Can we admit that "Christianity" is just code for "patriarchy" yet?
This editorial from Maureen Dowd today is a reallly good one, and well worth reading. She does what a lot of us on the left have been doing repeatedly for a long, long time now--call to task the Christian right for their perplexing inability to do a thing that Jesus Christ asked of his followers--but with a bit more wit than usual. But I think that we're going to be running in circles on the left if we keep insisting that "Christian" to the Christian right means "followers of the teachings of Jesus". The Christian right is far more interested in using the Old Testament to remake American society into an old-fashioned patriarchy. James Dobson, who Dowd singles out, can be understood not as a follower of Christ so much as someone who imagines himself to be a modern day King Solomon, presiding over modern day family disputes much like Solomon decided which of the peasant women was really the mother of the disputed baby.
There's three things I think that the Christian right gets out of the Bible that they want to implement on modern American society, all extremely radical. First, there's making the father-dominated family the basic building block of society, which is radical simply because most people in this country don't live that way--if you add up the single women who don't live with their parents, divorced people, gays and lesbians, unmarried couples who live together, etc. you'll find pretty quickly that we're nowhere near living in old-fashioned patriarchal family units. Instead, the basic building block of our society is individual citizens who enjoy the freedom to live how they wish. I think a lot of the "family values" voters really haven't considered the full implications of a true patriarchy might be like, but certainly the leadership of the Christian right has, and they love the idea.
The second radical change they have in mind is restoring authority as our major source of "truth", replacing debate, reason, and science, which are our primary sources now.
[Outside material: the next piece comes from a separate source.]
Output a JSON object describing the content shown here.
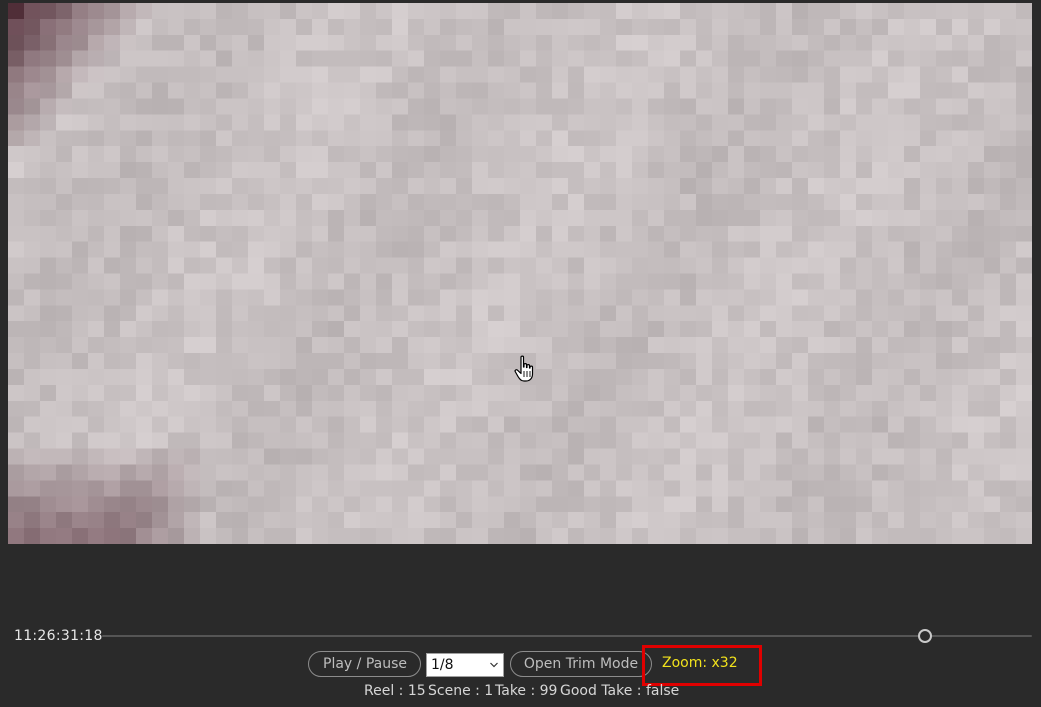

It's not necessary to really get into all the various fronts that this battle is being fought on, but suffice it to say, it's deeply un-American to submit unquestioningly to authority. It goes against all our basic values. I don't know why this is such an important goal for the Christian right, except maybe because they want simplicity. It is true that it's easier to believe what you're told rather than think and ask questions, but I am still really puzzled as to why they are so willing to give up all the benefits we enjoy from a few hundred years of rapid progress due to things like democracy and science. I imagine even the most hardcore anti-evolution, anti-science Christian right wingers avail themselves of life-saving medical techniques that would have never come about in an authority-centered world, meaning the get to live on to fight against the right of future generations to have access to the benefits of scientific progress. If only they had the courage of their convictions and refused en masse to go to doctors anymore......
Of course, the third thing they want is to redefine Americans, specifically white Christian Americans, as the new version of the Chosen People. There are few that would come out and actually declare that they read a mythological history of the Jewish people and conclude that modern day Americans are god's new favorites, but their rhetoric definitely points in that direction. In the Bible, Yahweh is always giving and revoking protection to the tribes of Israel according to how well they behave, and the Christian right clearly sees America in the same push-pull struggle with a god who doesn't seem to have much else to do other than dither with Americans. That was the impetus behind Falwell's comment that gays and lesbians, feminists, etc. brought on 9/11--he's invoking the belief that Americans are the new Hebrews and that god punishes us for impurity in our ranks by allowing our enemies to gain on us.
Again, this is purely un-American radicalism, against everything this country stands for. It is distinctly dangerous for our continuing right to religious freedom to have half this country view us as all members of the same tribe under the same god like the ancient Israelites viewed themselves. And I'm beginning to suspect that many in the Christian right see the Shrub as a modern-day version of David, flawed for sure but a great king appointed by god. Though it would be fun if Bush celebrated the taking of Fallujah by stripping down and dancing naked while Laura looks on disapprovingly.
I think more than anything, the Christian right's willingness to employ rheotric that implies that America is a New Israel clues us into why they seem like they don't care so much for Jesus Christ. Their rhetoric is strictly Old Testament, tribal identity stuff. And the New Testament is night and day from that.